Mujer Poderosa, Doña del Bloque, La Líder del Impacto: Again, I dedicate this letter to you, and in part to myself, due to all the years I spent lost, thinking that I was alone, and thinking that I had to hide parts of myself to be accepted.

Even worse, due to years of thinking that I could never show vulnerability and giving in to the silence that society seems to encourage — only to realize years later that vulnerability is what saved my life. 

I’ve spent many days listening to the stories of the women who carry the strength and burdens of their communities — stories that are reminiscent of my childhood and lived experience as an adult. Those stories helped me find the courage to tell my own story. So, I transformed the world into my stage and, ever since, have spoken to anyone who is willing to listen — but that hasn’t been easy.

Often when you’re nervous and must speak to a crowd of blurred, maybe unfamiliar faces, common advice is to picture the crowd naked. I would challenge that advice by noting that the speaker is the one who is exposed and bare for the world to see — especially when speaking on personal experiences that may be thought of as demeaning. Despite that, I have reclaimed the power in my story by being vulnerable in very public settings and using my voice to uplift the financial tragedies, lack of resources, lack of accessibility to effective professional development opportunities, and more that people in low-income communities face every day. 

Especially during Women’s History Month, I can’t help but remember the little girl — me — who wanted to change the world and be a part of solutions, while battling stereotypes and trying to just survive. Whether through advocacy, a criminal justice lens, through dance and writing, or through voicing my opinion, I’ve always known that I have something to say and want to make a change. I’ve always known that I want to help my community; no matter how dangerous it was, something about it always felt safe – especially because of the women. Women who were the head of their households and always found a way to make ends meet. Women who are still leading their families today while being underpaid and in need of assistance.

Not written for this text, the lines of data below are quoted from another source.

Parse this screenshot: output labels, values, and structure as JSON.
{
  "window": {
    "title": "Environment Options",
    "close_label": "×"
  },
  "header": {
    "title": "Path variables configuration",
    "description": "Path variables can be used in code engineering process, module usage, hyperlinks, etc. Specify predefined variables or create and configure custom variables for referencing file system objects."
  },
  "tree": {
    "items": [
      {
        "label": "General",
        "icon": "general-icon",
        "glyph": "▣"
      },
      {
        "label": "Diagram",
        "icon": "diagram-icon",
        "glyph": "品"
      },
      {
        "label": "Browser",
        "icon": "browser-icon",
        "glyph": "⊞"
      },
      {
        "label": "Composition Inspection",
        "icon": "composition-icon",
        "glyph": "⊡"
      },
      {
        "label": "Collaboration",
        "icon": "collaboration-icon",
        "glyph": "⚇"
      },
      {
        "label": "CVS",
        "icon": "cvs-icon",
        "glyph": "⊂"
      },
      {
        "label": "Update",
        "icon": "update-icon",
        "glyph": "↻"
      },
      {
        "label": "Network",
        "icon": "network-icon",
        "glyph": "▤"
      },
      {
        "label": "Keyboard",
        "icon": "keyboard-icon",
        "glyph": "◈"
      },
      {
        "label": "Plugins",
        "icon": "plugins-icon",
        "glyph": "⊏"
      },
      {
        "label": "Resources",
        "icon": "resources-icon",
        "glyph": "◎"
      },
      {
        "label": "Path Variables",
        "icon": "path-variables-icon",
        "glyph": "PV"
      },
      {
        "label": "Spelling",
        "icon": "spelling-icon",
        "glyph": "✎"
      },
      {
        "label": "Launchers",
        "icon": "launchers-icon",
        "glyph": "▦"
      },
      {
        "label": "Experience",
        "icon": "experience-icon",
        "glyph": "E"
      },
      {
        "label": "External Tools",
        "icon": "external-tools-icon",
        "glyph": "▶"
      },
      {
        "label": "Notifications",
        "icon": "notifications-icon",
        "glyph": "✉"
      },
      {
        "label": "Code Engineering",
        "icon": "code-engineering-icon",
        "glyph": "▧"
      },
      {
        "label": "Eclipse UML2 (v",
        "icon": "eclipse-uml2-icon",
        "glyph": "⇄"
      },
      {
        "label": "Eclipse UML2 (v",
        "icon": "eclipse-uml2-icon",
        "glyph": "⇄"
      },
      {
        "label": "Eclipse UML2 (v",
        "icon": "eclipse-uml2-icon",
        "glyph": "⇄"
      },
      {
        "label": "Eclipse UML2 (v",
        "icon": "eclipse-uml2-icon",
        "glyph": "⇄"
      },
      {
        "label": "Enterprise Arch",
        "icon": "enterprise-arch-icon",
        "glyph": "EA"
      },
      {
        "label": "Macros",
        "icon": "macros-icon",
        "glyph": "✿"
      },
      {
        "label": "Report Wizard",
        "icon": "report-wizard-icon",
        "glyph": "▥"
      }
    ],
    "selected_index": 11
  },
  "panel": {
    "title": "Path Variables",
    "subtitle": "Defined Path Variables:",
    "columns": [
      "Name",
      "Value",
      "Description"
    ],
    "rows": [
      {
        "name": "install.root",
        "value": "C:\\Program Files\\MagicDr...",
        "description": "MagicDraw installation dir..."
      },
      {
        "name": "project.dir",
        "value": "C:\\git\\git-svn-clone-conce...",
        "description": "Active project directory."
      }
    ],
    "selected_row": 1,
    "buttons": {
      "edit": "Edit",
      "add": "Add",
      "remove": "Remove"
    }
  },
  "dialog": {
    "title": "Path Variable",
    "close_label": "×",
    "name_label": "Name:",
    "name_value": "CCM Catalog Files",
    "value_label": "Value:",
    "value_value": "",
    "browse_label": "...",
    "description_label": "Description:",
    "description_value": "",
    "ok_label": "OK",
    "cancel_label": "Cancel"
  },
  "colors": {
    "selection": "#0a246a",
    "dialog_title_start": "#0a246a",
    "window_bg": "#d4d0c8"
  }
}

Mujer Poderosa, La Doña del Bloque, La Líder del Impacto: If it was just me and you all in a room, I would say, You can keep pushing!

The strongest woman in my life, my mom, Norma Iris Tirado

No matter how misunderstood, undervalued, or unappreciated you feel. The shame starts to fade when you accept your pain as your strength. When you understand that the moments during which you felt like everything around you was trying to break you happened so that you could be a source of strength — for yourself, those around you, or for a stranger. I am still searching for my tribe of sheroes to build this sisterhood and help support and empower each other through this work that is so vital right now. 

So, if you are reading this and it resonates with you and you feel something, or if you have always wanted to speak out and just don’t know who to trust or where to go, I’m reaching out via this letter to say I am here, and connected to a network of anti-hunger organizations and advocates that need our input to implement the changes America needs to end hunger. I need you! Because I, too, sometimes feel alone.

You can be a beacon of light when someone else is lost in a sea of darkness and doubt. You are not alone in your feelings of wanting to be saved, but I want to remind you that, ultimately, you have the power to know, I am capable. Yo soy Poderosa! You carry the legacy of your family, who has made it this far, and we are all inspired by you!



✨ For #WomensHistoryMonth, anti-hunger champion @BarbieIzquierdo sends a love letter to the women who have shaped her life and advocacy for @hunger.